=== EXERCISE AIM ===
Among the lines below, copy each one in which "label" appears.

=== MATERIAL SUPPLIED ===

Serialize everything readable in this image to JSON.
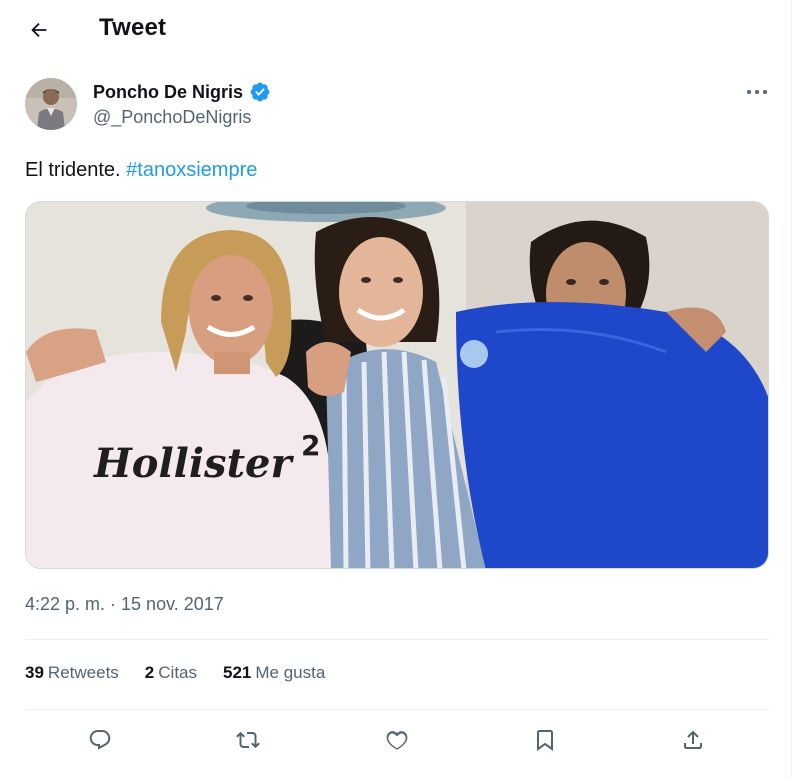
{
  "header": {
    "title": "Tweet"
  },
  "author": {
    "display_name": "Poncho De Nigris",
    "handle": "@_PonchoDeNigris",
    "verified": true
  },
  "tweet": {
    "text_plain": "El tridente. ",
    "hashtag": "#tanoxsiempre",
    "media_shirt_text": "Hollister",
    "media_shirt_number": "2"
  },
  "timestamp": "4:22 p. m. · 15 nov. 2017",
  "stats": {
    "retweets": {
      "count": "39",
      "label": "Retweets"
    },
    "quotes": {
      "count": "2",
      "label": "Citas"
    },
    "likes": {
      "count": "521",
      "label": "Me gusta"
    }
  },
  "icons": [
    "back-arrow-icon",
    "verified-badge-icon",
    "more-icon",
    "reply-icon",
    "retweet-icon",
    "like-icon",
    "bookmark-icon",
    "share-icon"
  ],
  "colors": {
    "accent": "#1d9bf0",
    "text": "#0f1419",
    "secondary": "#536471",
    "divider": "#eff3f4"
  }
}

=== TASK RESPONSE ===
      "label": "Retweets"
      "label": "Citas"
      "label": "Me gusta"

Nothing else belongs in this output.